“Your mother is not to send Christmas presents; ONLY Chanukah presents!” I told him stridently. “You can’t get her Christmas pajamas like all the other cousins! No way!” I exclaimed (causing my daughter to cry). My demands were grating and impossible. At one point I might have asked him to sign a document that we were raising our child exclusively Jewish and not Christian, even though he had eagerly accented to this, even welcomed it. I was incorrigible, a dog with a bone I would not let go of.
I had a hard time accounting for my extreme reaction. Did I feel guilty that I was raising a child with a non-Jewish dad? Had all the lectures I’d received in elementary school vociferously cautioning us against intermarriage taken root? Was it residual sorrow that we had left Israel? Or perhaps an identification with my mother?
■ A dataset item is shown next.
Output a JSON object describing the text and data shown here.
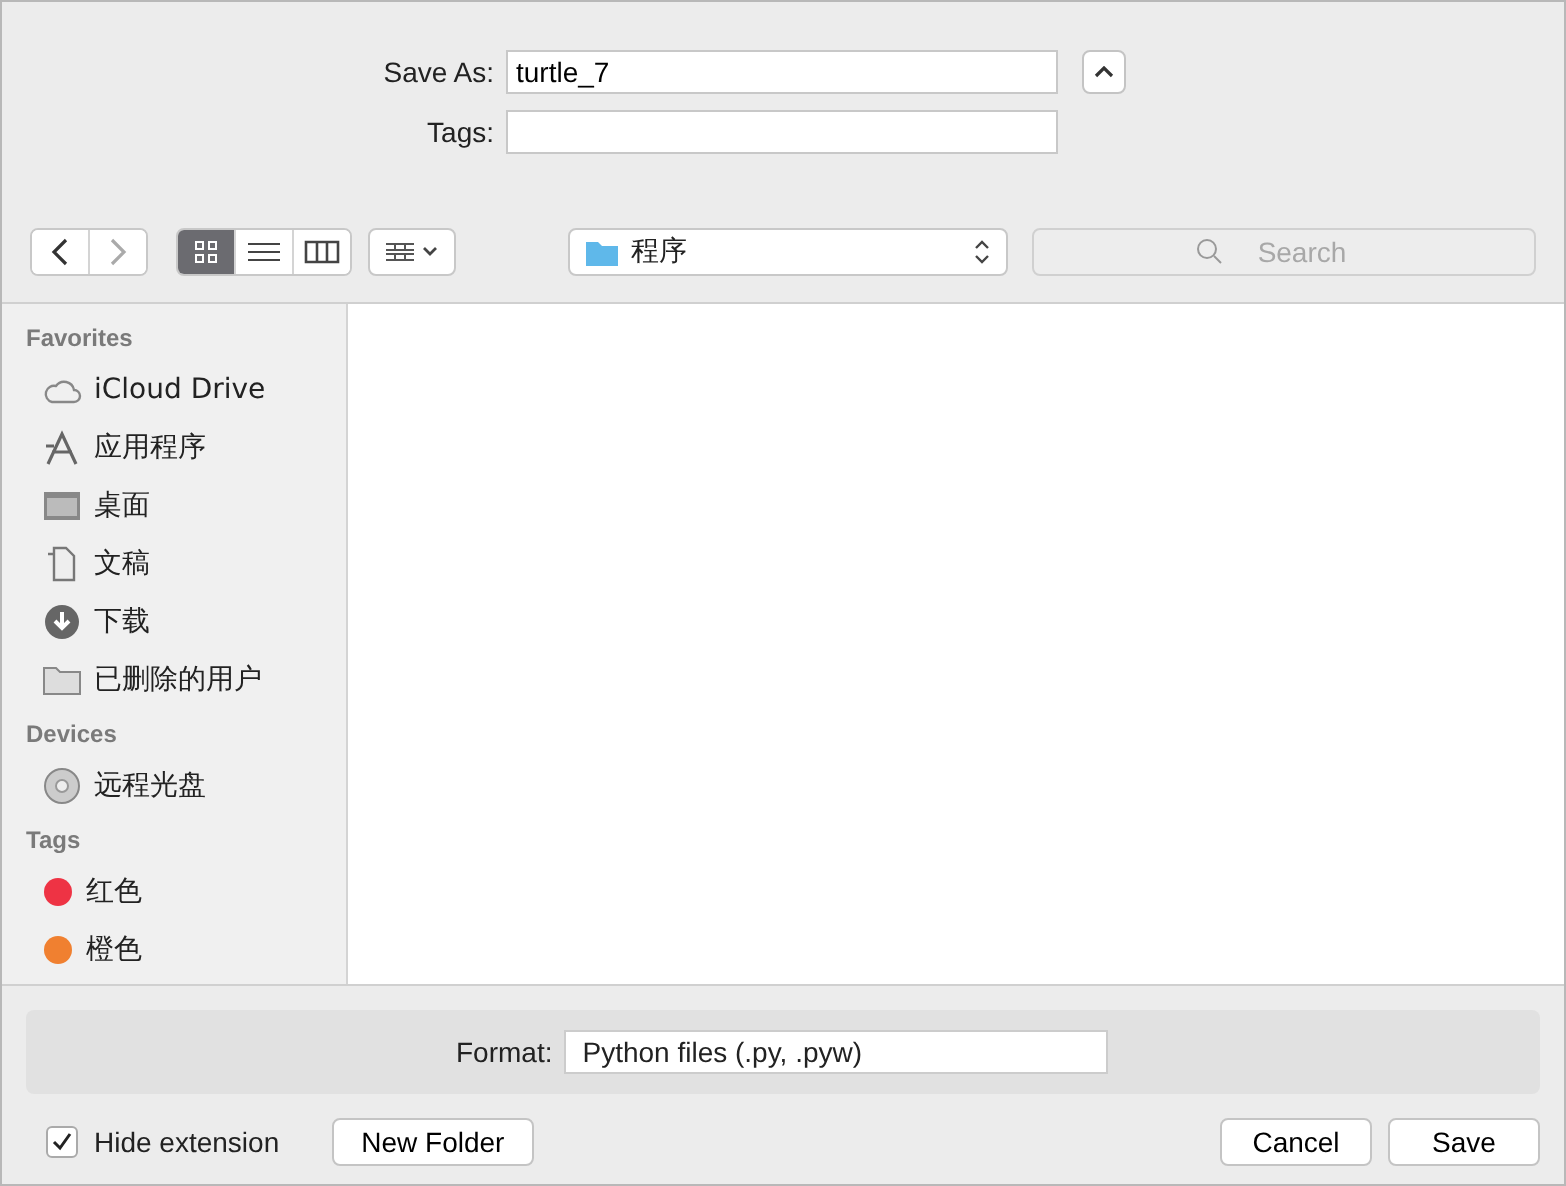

Regardless of the reason, over time I have softened about Christmas. I still flinch when my daughter gets excited to go to her grandmother’s house for the holiday. I’ve decided, though, that it’s like having an obnoxious great aunt: you don’t have to like her, you might seat her at the end of the table, but you must invite her. Her dad has been remarkably and endlessly patient with my Christmas struggle—I think somewhere inside he never really belonged in his religion either, just like my mom. However, despite his reservations about the religion, he delights in Christmas and its rituals. It makes me wonder at what cost it came to my mother to give all that up.
The next day Dahlia again paused in front of Jesus and cocked her head thoughtfully. “Today I think Jesus is hungry.” I shooed my oldest daughter, Yael, away when she began snickering.
“Well…what do you think he likes to eat?”
“Hmm,” she put her finger to her lips. “I think Jesus likes pringles.” She began rummaging around in her bag and found her lunchbox and deposited a cup of pringles at Jesus’ feet.
“There, now he won’t be hungry.” Her eyes shone and she smiled widely.
When we passed the creche that afternoon, the pringles were gone, but the hat remained.
“Where are the pringles?” Dahlia asked.
“Well, he ate them, silly!” She giggled. To my surprise, I was enjoying this. “What do you think he would like tomorrow?”
The week before we had passed a Salvation Army Santa on a street corner and Dahlia darted over to him, enchanted. Yael, whose dad is Israeli and has eagerly embraced my anti-Christmas stance, mumbled to her: “he’s just an out of work actor probably. Santa isn’t real.” Dahlia was crushed. When we arrived home after feeding Jesus pringles, Dahlia ran to her sister and yelled: “Jesus IS real, he is SO real! And he likes pringles. And so is Santa!” Yael rolled her eyes and stomped away. “Don’t kill her joy,” I said to her retreating back.
The next day Dahlia carefully placed a whole lunch bag, with two cups of Pringles in it, at Jesus’ feet and tried to put the mismatched gloves we had found on his tiny hands. Her innocent and whimsical take on Christmas has cracked open the door to the holiday for me. I wrinkled my nose at the “Chanukah bush” Dahlia requested and have not accepted the Christmas invites we have received over the years. Feeding Jesus, though, makes her laugh, and I live to make my daughter laugh. Here, finally, is a Christmas activity I can get behind. Maybe, after all these years, I have found my own version of the Christmas spirit.
As a psychologist, I use poetry and writing prompts with my patients and never cease to be impressed with how written words can often access what spoken ones cannot. I have a doctorate in Clinical Psychology and a master’s degree in International Affairs from Columbia University. In addition to my private practice, I teach courses on trauma and international mental health at Mount Sinai.